Daily Digest

North Carolina lawmakers seek access to coal ash records

May 27, 2016

COAL ASH: Democrats in North Carolina seek records to determine if Gov. Pat McCrory's administration urged regulators to declare water close to Duke Energy's coal ash pits safe to drink. (ABC 11)

ALSO:
• A North Carolina coal ash bill passed by the House stalls as senators seek clarity on who qualifies for permanent, clean water supplies. (Winston Salem-Journal)
• Duke Energy says it backs strengthening coal ash oversight in North Carolina, including the revival of the state's coal ash commission. (Penn Energy)
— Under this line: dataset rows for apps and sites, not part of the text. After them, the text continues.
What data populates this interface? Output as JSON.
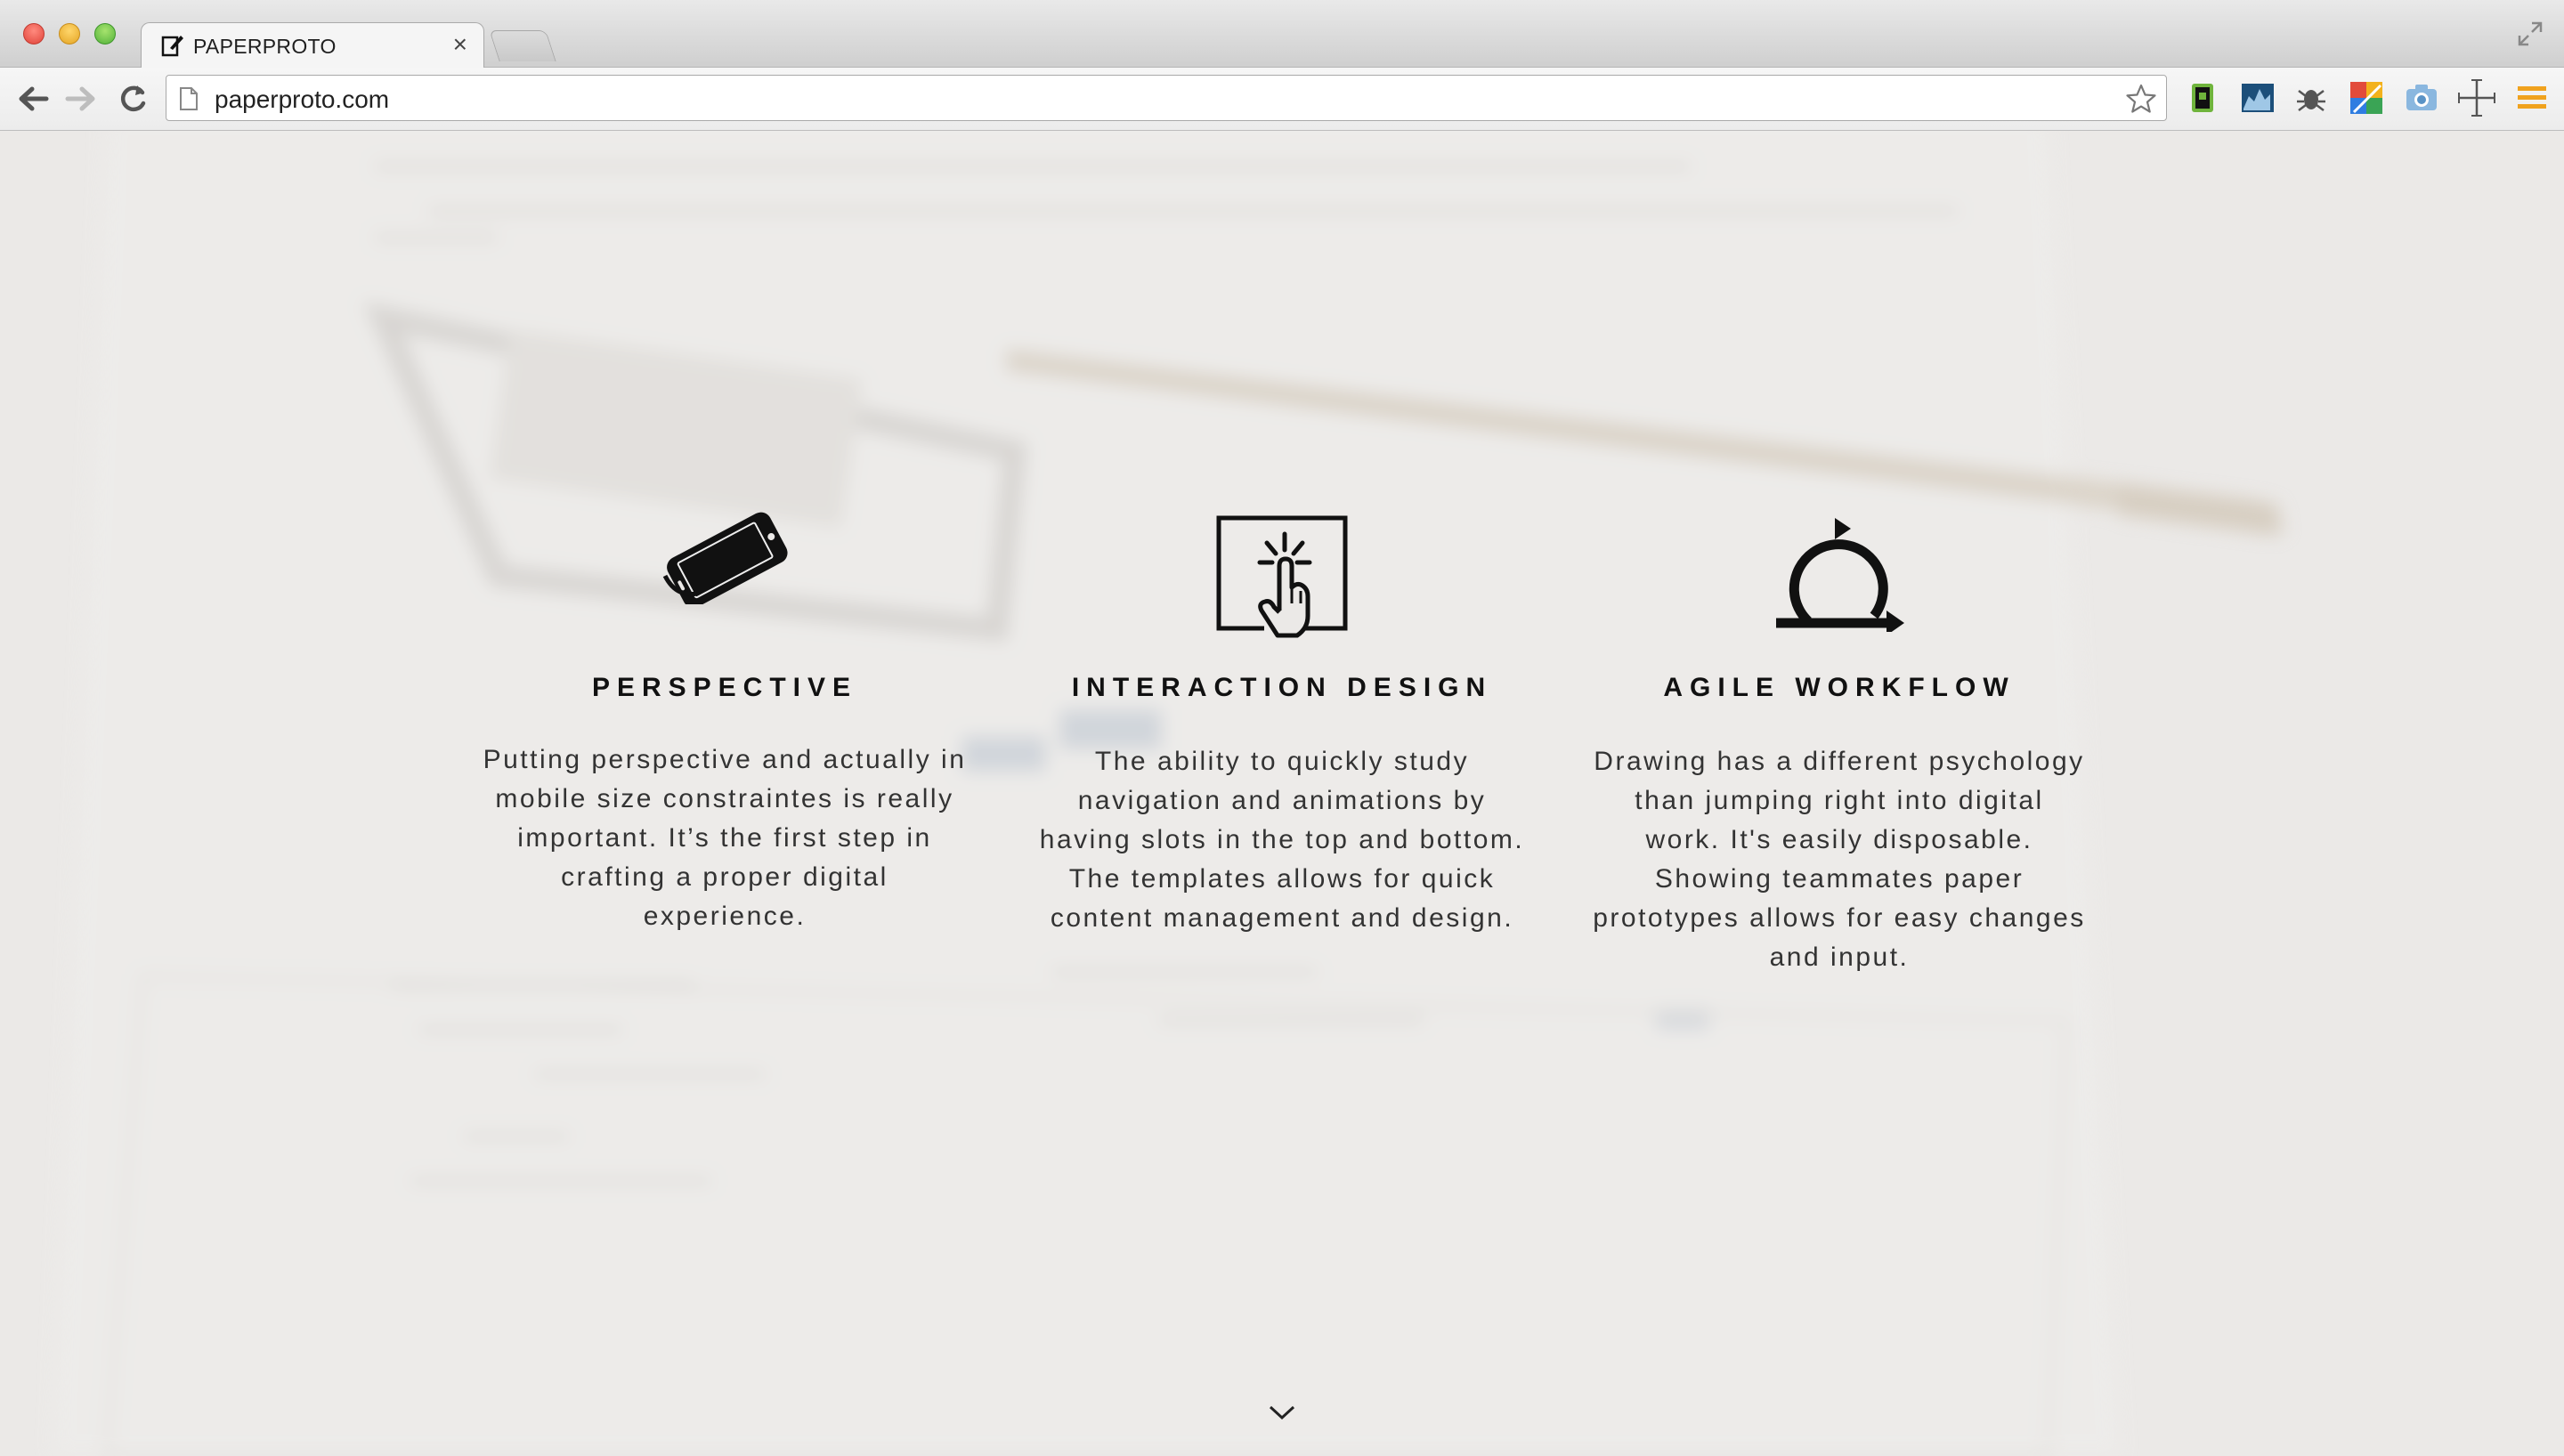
{
  "browser": {
    "tab_title": "PAPERPROTO",
    "tab_close": "×",
    "url": "paperproto.com",
    "extensions": [
      "evernote-icon",
      "chart-icon",
      "bug-icon",
      "colorful-grid-icon",
      "camera-icon",
      "crosshair-icon",
      "menu-icon"
    ]
  },
  "features": [
    {
      "icon": "smartphone-icon",
      "title": "PERSPECTIVE",
      "lines": [
        "Putting perspective and actually in",
        "mobile size constraintes is really",
        "important. It’s the first step in",
        "crafting a proper digital",
        "experience."
      ]
    },
    {
      "icon": "touch-screen-icon",
      "title": "INTERACTION DESIGN",
      "lines": [
        "The ability to quickly study",
        "navigation and animations by",
        "having slots in the top and bottom.",
        "The templates allows for quick",
        "content management and design."
      ]
    },
    {
      "icon": "agile-cycle-icon",
      "title": "AGILE WORKFLOW",
      "lines": [
        "Drawing has a different psychology",
        "than jumping right into digital",
        "work. It's easily disposable.",
        "Showing teammates paper",
        "prototypes allows for easy changes",
        "and input."
      ]
    }
  ],
  "colors": {
    "page_bg": "#ebe9e7",
    "text": "#333333",
    "heading": "#111111"
  }
}
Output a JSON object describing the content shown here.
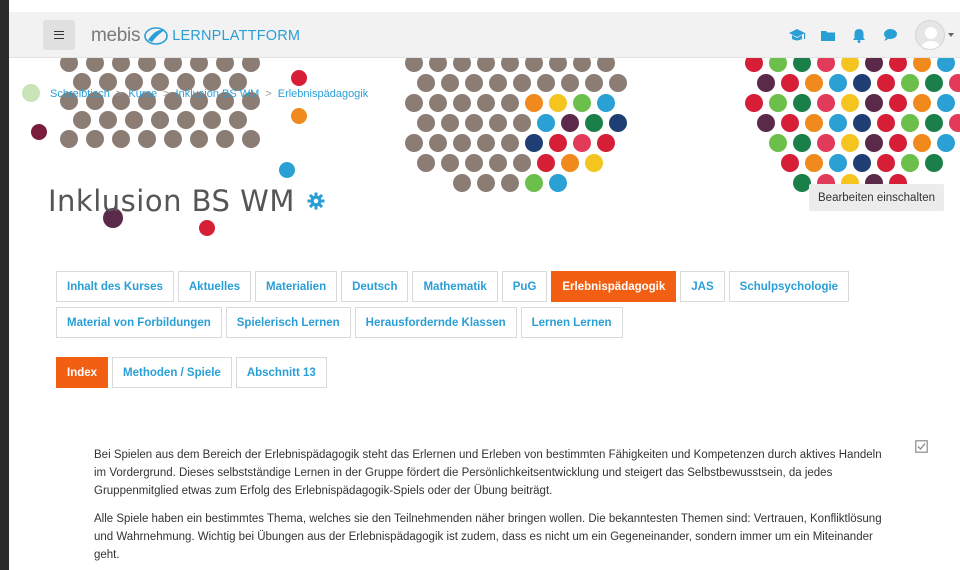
{
  "brand": {
    "name": "mebis",
    "suffix": "LERNPLATTFORM",
    "accent_color": "#2a9fd6"
  },
  "nav_icons": [
    "graduation-cap-icon",
    "folder-icon",
    "bell-icon",
    "chat-bubble-icon"
  ],
  "breadcrumb": {
    "items": [
      "Schreibtisch",
      "Kurse",
      "Inklusion BS WM",
      "Erlebnispädagogik"
    ],
    "separator": ">"
  },
  "course": {
    "title": "Inklusion BS WM"
  },
  "edit_button": "Bearbeiten einschalten",
  "tabs_row1": [
    "Inhalt des Kurses",
    "Aktuelles",
    "Materialien",
    "Deutsch",
    "Mathematik",
    "PuG",
    "Erlebnispädagogik",
    "JAS",
    "Schulpsychologie"
  ],
  "tabs_row1_active": "Erlebnispädagogik",
  "tabs_row2": [
    "Material von Forbildungen",
    "Spielerisch Lernen",
    "Herausfordernde Klassen",
    "Lernen Lernen"
  ],
  "tabs_row3": [
    "Index",
    "Methoden / Spiele",
    "Abschnitt 13"
  ],
  "tabs_row3_active": "Index",
  "active_color": "#f35f12",
  "content": {
    "paragraph1": "Bei Spielen aus dem Bereich der Erlebnispädagogik steht das Erlernen und Erleben von bestimmten Fähigkeiten und Kompetenzen durch aktives Handeln im Vordergrund. Dieses selbstständige Lernen in der Gruppe fördert die Persönlichkeitsentwicklung und steigert das Selbstbewusstsein, da jedes Gruppenmitglied etwas zum Erfolg des Erlebnispädagogik-Spiels oder der Übung beiträgt.",
    "paragraph2": "Alle Spiele haben ein bestimmtes Thema, welches sie den Teilnehmenden näher bringen wollen. Die bekanntesten Themen sind: Vertrauen, Konfliktlösung und Wahrnehmung. Wichtig bei Übungen aus der Erlebnispädagogik ist zudem, dass es nicht um ein Gegeneinander, sondern immer um ein Miteinander geht."
  }
}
***SPONSORED LINK: Join the Southern Alliance for Clean Energy on June 2, 11 a.m. EDT for a webinar featuring retired military officers on why top defense and intelligence agencies identify climate change as a key security risk. Register here.***

PIPELINES: The federal government seeks more comments on the proposed Atlantic Coast Pipeline. (WTVF Public Radio)

COAL:
• Questions surface about a Virginia philanthropist's hopes to package and sell to utilities coal bundled with carbon credits from tree planting. (Greenwire)
• Environmentalists protest against leasing public lands in Kentucky for coal mining. (Knoxville News Sentinel)

WIND: The 680-foot-tall turbines proposed by Virginia-based Apex Energy for the Cumberland mountains in Tennessee draws more opposition and supporters. (WBIR)

SOLAR: A private school in Darlington, Georgia agrees to host a 5-acre solar farm and buy its electricity. (Rome News-Tribune)

CLIMATE: A Native American tribe's land losses to rising sea levels in Louisiana also are imposing cultural changes. (National Geographic)

NATURAL GAS:  Florida and local governments sign off on Florida Power & Light's plan to build a natural gas-fired power plant in Okeechobee County. (Miami Herald)

ACADEMIA: Duke University students speak out against the proposed addition of a natural gas-fired power plant on campus. (Raleigh News & Observer)

BIOMASS: A company that makes wood pellets in North Carolina for power generation in Europe says it's spending $295,000 to help two conservation groups protect bottom lands for forests. (Raleigh News & Observer)

WASTE TO ENERGY: A North Carolina tribe tests a waste-to-energy process that converts recycled bottles, old tires and other waste into synthetic natural gas. (Cherokee One Feather)

ELECTRIC VEHICLES: Tesla foots the bill for charging stations at the city hall in Coral Springs, Florida. (Sun Sentinel)

ACTIVISM: The Sierra Club's Virginia Chapter president reflects on 20 years of energy and climate activism. (Style Weekly)

COMMENTARY:
• Google's Project Sunroof shows how far behind Florida is on solar policy. (Miami New Times)
• Even clean energy has its costs. (The News & Advance)
• Are concerns about possible pipeline explosions in Virginia justifiable jitters or unwarranted worry? (Bacon's Rebellion blog)